Requirement =
Copy the data that follows exactly. Include no pictures.

Material shown =
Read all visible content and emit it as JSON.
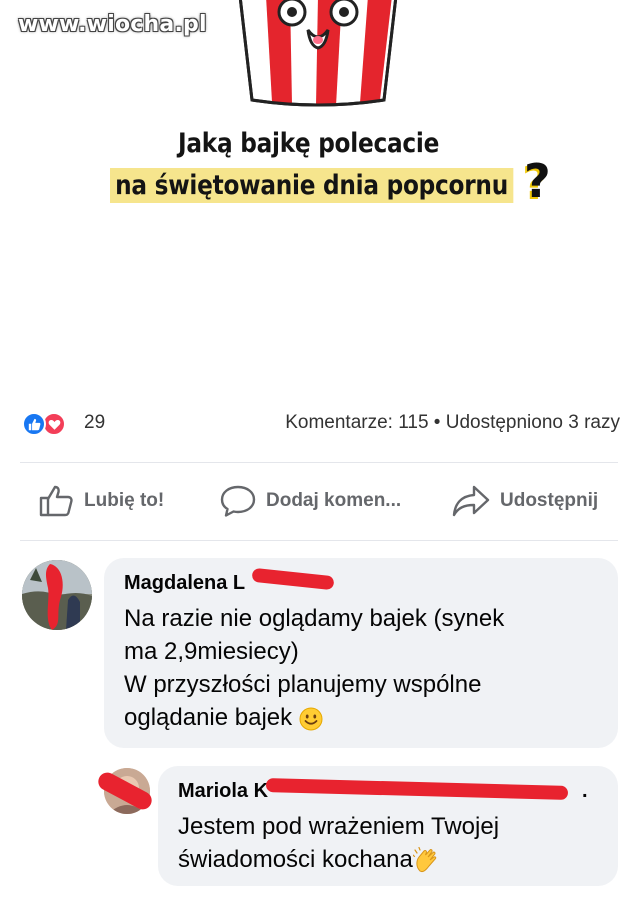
{
  "watermark": "www.wiocha.pl",
  "post": {
    "headline_line1": "Jaką bajkę polecacie",
    "headline_line2": "na świętowanie dnia popcornu",
    "headline_qmark": "?"
  },
  "stats": {
    "reaction_count": "29",
    "comments_and_shares": "Komentarze: 115 • Udostępniono 3 razy"
  },
  "actions": {
    "like": "Lubię to!",
    "comment": "Dodaj komen...",
    "share": "Udostępnij"
  },
  "comments": [
    {
      "author": "Magdalena L",
      "lines": [
        "Na razie nie oglądamy bajek (synek",
        "ma 2,9miesiecy)",
        "W przyszłości planujemy wspólne",
        "oglądanie bajek"
      ],
      "emoji": "smile-emoji"
    },
    {
      "author": "Mariola K",
      "author_tail": ".",
      "lines": [
        "Jestem pod wrażeniem Twojej",
        "świadomości kochana"
      ],
      "emoji": "clapping-hands-emoji"
    }
  ],
  "colors": {
    "like_blue": "#1877f2",
    "love_red": "#f33e58",
    "highlight_yellow": "#f6e58d",
    "bubble_gray": "#f0f2f5",
    "redaction_red": "#e8232f"
  }
}
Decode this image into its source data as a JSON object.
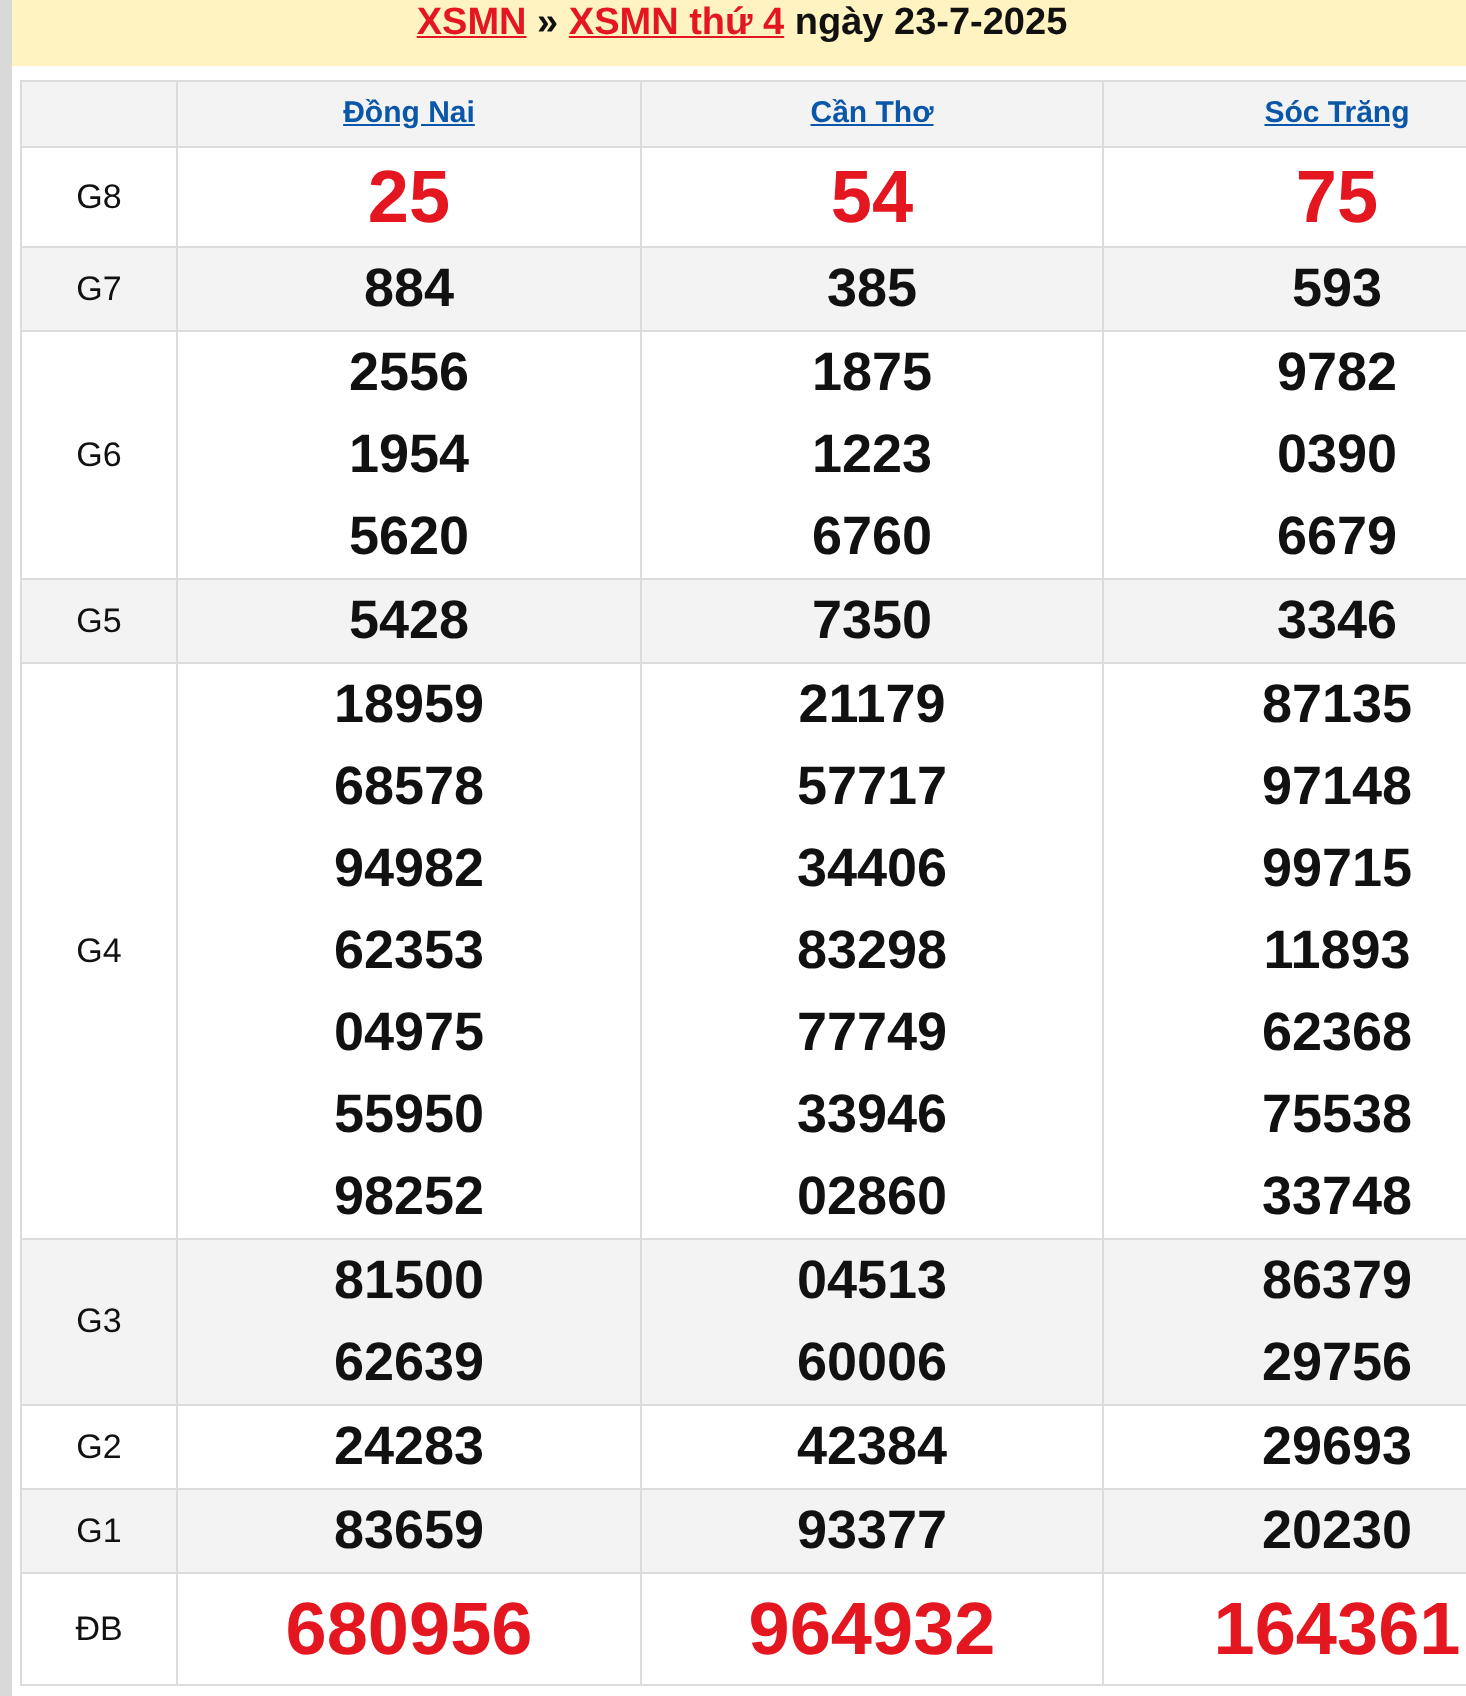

Task answer =
Read all visible content and emit it as JSON.
{
  "watermark": "www.wiocha.pl",
  "post": {
    "headline_line1": "Jaką bajkę polecacie",
    "headline_line2": "na świętowanie dnia popcornu",
    "headline_qmark": "?"
  },
  "stats": {
    "reaction_count": "29",
    "comments_and_shares": "Komentarze: 115 • Udostępniono 3 razy"
  },
  "actions": {
    "like": "Lubię to!",
    "comment": "Dodaj komen...",
    "share": "Udostępnij"
  },
  "comments": [
    {
      "author": "Magdalena L",
      "lines": [
        "Na razie nie oglądamy bajek (synek",
        "ma 2,9miesiecy)",
        "W przyszłości planujemy wspólne",
        "oglądanie bajek"
      ],
      "emoji": "smile-emoji"
    },
    {
      "author": "Mariola K",
      "author_tail": ".",
      "lines": [
        "Jestem pod wrażeniem Twojej",
        "świadomości kochana"
      ],
      "emoji": "clapping-hands-emoji"
    }
  ],
  "colors": {
    "like_blue": "#1877f2",
    "love_red": "#f33e58",
    "highlight_yellow": "#f6e58d",
    "bubble_gray": "#f0f2f5",
    "redaction_red": "#e8232f"
  }
}
Decode this image into its source data as a JSON object.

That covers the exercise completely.